• Description of the task:
Only an exact copy of the listing below will do.

• Given entries:
↓↓↓

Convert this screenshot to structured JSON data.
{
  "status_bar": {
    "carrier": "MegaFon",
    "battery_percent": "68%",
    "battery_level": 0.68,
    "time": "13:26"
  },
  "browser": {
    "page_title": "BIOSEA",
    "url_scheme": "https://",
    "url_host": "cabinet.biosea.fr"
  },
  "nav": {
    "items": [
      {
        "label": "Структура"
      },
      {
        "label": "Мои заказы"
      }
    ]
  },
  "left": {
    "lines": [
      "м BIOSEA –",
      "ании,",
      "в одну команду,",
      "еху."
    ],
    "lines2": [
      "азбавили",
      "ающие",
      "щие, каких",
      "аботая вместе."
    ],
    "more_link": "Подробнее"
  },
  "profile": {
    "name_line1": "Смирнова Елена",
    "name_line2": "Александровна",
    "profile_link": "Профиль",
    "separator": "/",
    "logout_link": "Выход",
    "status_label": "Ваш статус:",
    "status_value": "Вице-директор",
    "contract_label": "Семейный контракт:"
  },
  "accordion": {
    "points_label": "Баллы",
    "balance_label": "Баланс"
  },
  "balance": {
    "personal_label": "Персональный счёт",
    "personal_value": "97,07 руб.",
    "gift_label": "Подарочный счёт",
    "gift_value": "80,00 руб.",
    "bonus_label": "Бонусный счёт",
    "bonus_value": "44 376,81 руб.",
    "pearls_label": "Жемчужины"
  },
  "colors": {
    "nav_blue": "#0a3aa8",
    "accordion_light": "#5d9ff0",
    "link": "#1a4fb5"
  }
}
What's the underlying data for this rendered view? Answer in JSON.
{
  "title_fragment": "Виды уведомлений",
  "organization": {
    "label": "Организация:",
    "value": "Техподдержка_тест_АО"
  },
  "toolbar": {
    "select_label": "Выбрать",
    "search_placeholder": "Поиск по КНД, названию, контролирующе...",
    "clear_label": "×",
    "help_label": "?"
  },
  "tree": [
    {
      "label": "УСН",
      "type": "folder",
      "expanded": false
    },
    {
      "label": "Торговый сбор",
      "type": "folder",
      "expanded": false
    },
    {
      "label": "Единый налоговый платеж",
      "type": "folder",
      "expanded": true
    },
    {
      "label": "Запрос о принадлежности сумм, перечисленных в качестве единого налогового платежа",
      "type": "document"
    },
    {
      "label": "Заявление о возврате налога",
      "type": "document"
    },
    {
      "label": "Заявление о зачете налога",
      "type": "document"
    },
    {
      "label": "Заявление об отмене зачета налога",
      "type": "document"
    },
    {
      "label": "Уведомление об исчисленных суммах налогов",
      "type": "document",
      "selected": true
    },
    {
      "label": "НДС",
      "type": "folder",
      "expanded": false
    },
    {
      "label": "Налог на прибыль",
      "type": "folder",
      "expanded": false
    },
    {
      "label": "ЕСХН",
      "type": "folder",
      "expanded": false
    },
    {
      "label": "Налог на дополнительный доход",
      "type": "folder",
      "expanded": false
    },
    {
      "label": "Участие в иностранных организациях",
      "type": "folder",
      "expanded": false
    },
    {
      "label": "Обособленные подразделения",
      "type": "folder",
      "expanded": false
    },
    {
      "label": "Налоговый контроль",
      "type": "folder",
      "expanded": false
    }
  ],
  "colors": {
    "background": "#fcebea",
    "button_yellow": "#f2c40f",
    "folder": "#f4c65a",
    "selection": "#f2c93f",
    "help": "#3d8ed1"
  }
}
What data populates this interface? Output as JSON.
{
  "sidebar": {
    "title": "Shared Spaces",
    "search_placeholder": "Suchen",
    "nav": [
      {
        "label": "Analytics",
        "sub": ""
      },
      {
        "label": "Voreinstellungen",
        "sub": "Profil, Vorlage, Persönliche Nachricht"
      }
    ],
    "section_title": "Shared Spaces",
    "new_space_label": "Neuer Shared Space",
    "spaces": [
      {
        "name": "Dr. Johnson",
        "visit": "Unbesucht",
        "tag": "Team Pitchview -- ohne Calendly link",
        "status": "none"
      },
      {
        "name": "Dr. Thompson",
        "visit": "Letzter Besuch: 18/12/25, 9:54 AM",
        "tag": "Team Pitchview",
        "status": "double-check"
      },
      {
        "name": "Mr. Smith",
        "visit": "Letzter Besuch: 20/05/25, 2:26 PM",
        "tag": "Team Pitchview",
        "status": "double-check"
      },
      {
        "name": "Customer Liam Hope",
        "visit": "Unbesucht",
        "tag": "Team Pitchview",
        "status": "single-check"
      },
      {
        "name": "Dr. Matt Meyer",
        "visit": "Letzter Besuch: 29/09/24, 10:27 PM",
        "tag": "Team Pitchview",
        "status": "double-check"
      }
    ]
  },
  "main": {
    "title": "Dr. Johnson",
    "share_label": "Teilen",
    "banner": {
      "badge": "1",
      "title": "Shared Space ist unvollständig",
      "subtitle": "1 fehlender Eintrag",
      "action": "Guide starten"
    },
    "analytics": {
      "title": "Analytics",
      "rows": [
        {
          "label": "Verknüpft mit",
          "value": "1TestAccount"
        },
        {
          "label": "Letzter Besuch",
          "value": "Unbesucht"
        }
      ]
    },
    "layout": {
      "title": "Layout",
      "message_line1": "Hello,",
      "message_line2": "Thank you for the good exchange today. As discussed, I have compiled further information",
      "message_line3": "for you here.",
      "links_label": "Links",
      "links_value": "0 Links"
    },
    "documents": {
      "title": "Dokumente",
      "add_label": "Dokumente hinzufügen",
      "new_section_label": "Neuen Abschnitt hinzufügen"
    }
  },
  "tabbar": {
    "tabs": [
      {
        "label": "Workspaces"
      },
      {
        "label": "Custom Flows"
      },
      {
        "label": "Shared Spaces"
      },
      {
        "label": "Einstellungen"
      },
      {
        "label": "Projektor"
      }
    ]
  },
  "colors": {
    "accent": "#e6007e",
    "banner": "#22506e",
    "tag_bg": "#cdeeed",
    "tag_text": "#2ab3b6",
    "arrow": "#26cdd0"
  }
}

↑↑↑

• Problem solution:
Convert this screenshot to structured JSON data.
{
  "status_bar": {
    "carrier": "MegaFon",
    "battery_percent": "68%",
    "battery_level": 0.68,
    "time": "13:26"
  },
  "browser": {
    "page_title": "BIOSEA",
    "url_scheme": "https://",
    "url_host": "cabinet.biosea.fr"
  },
  "nav": {
    "items": [
      {
        "label": "Структура"
      },
      {
        "label": "Мои заказы"
      }
    ]
  },
  "left": {
    "lines": [
      "м BIOSEA –",
      "ании,",
      "в одну команду,",
      "еху."
    ],
    "lines2": [
      "азбавили",
      "ающие",
      "щие, каких",
      "аботая вместе."
    ],
    "more_link": "Подробнее"
  },
  "profile": {
    "name_line1": "Смирнова Елена",
    "name_line2": "Александровна",
    "profile_link": "Профиль",
    "separator": "/",
    "logout_link": "Выход",
    "status_label": "Ваш статус:",
    "status_value": "Вице-директор",
    "contract_label": "Семейный контракт:"
  },
  "accordion": {
    "points_label": "Баллы",
    "balance_label": "Баланс"
  },
  "balance": {
    "personal_label": "Персональный счёт",
    "personal_value": "97,07 руб.",
    "gift_label": "Подарочный счёт",
    "gift_value": "80,00 руб.",
    "bonus_label": "Бонусный счёт",
    "bonus_value": "44 376,81 руб.",
    "pearls_label": "Жемчужины"
  },
  "colors": {
    "nav_blue": "#0a3aa8",
    "accordion_light": "#5d9ff0",
    "link": "#1a4fb5"
  }
}
What's the underlying data for this rendered view? Answer in JSON.
{
  "title_fragment": "Виды уведомлений",
  "organization": {
    "label": "Организация:",
    "value": "Техподдержка_тест_АО"
  },
  "toolbar": {
    "select_label": "Выбрать",
    "search_placeholder": "Поиск по КНД, названию, контролирующе...",
    "clear_label": "×",
    "help_label": "?"
  },
  "tree": [
    {
      "label": "УСН",
      "type": "folder",
      "expanded": false
    },
    {
      "label": "Торговый сбор",
      "type": "folder",
      "expanded": false
    },
    {
      "label": "Единый налоговый платеж",
      "type": "folder",
      "expanded": true
    },
    {
      "label": "Запрос о принадлежности сумм, перечисленных в качестве единого налогового платежа",
      "type": "document"
    },
    {
      "label": "Заявление о возврате налога",
      "type": "document"
    },
    {
      "label": "Заявление о зачете налога",
      "type": "document"
    },
    {
      "label": "Заявление об отмене зачета налога",
      "type": "document"
    },
    {
      "label": "Уведомление об исчисленных суммах налогов",
      "type": "document",
      "selected": true
    },
    {
      "label": "НДС",
      "type": "folder",
      "expanded": false
    },
    {
      "label": "Налог на прибыль",
      "type": "folder",
      "expanded": false
    },
    {
      "label": "ЕСХН",
      "type": "folder",
      "expanded": false
    },
    {
      "label": "Налог на дополнительный доход",
      "type": "folder",
      "expanded": false
    },
    {
      "label": "Участие в иностранных организациях",
      "type": "folder",
      "expanded": false
    },
    {
      "label": "Обособленные подразделения",
      "type": "folder",
      "expanded": false
    },
    {
      "label": "Налоговый контроль",
      "type": "folder",
      "expanded": false
    }
  ],
  "colors": {
    "background": "#fcebea",
    "button_yellow": "#f2c40f",
    "folder": "#f4c65a",
    "selection": "#f2c93f",
    "help": "#3d8ed1"
  }
}
What data populates this interface? Output as JSON.
{
  "sidebar": {
    "title": "Shared Spaces",
    "search_placeholder": "Suchen",
    "nav": [
      {
        "label": "Analytics",
        "sub": ""
      },
      {
        "label": "Voreinstellungen",
        "sub": "Profil, Vorlage, Persönliche Nachricht"
      }
    ],
    "section_title": "Shared Spaces",
    "new_space_label": "Neuer Shared Space",
    "spaces": [
      {
        "name": "Dr. Johnson",
        "visit": "Unbesucht",
        "tag": "Team Pitchview -- ohne Calendly link",
        "status": "none"
      },
      {
        "name": "Dr. Thompson",
        "visit": "Letzter Besuch: 18/12/25, 9:54 AM",
        "tag": "Team Pitchview",
        "status": "double-check"
      },
      {
        "name": "Mr. Smith",
        "visit": "Letzter Besuch: 20/05/25, 2:26 PM",
        "tag": "Team Pitchview",
        "status": "double-check"
      },
      {
        "name": "Customer Liam Hope",
        "visit": "Unbesucht",
        "tag": "Team Pitchview",
        "status": "single-check"
      },
      {
        "name": "Dr. Matt Meyer",
        "visit": "Letzter Besuch: 29/09/24, 10:27 PM",
        "tag": "Team Pitchview",
        "status": "double-check"
      }
    ]
  },
  "main": {
    "title": "Dr. Johnson",
    "share_label": "Teilen",
    "banner": {
      "badge": "1",
      "title": "Shared Space ist unvollständig",
      "subtitle": "1 fehlender Eintrag",
      "action": "Guide starten"
    },
    "analytics": {
      "title": "Analytics",
      "rows": [
        {
          "label": "Verknüpft mit",
          "value": "1TestAccount"
        },
        {
          "label": "Letzter Besuch",
          "value": "Unbesucht"
        }
      ]
    },
    "layout": {
      "title": "Layout",
      "message_line1": "Hello,",
      "message_line2": "Thank you for the good exchange today. As discussed, I have compiled further information",
      "message_line3": "for you here.",
      "links_label": "Links",
      "links_value": "0 Links"
    },
    "documents": {
      "title": "Dokumente",
      "add_label": "Dokumente hinzufügen",
      "new_section_label": "Neuen Abschnitt hinzufügen"
    }
  },
  "tabbar": {
    "tabs": [
      {
        "label": "Workspaces"
      },
      {
        "label": "Custom Flows"
      },
      {
        "label": "Shared Spaces"
      },
      {
        "label": "Einstellungen"
      },
      {
        "label": "Projektor"
      }
    ]
  },
  "colors": {
    "accent": "#e6007e",
    "banner": "#22506e",
    "tag_bg": "#cdeeed",
    "tag_text": "#2ab3b6",
    "arrow": "#26cdd0"
  }
}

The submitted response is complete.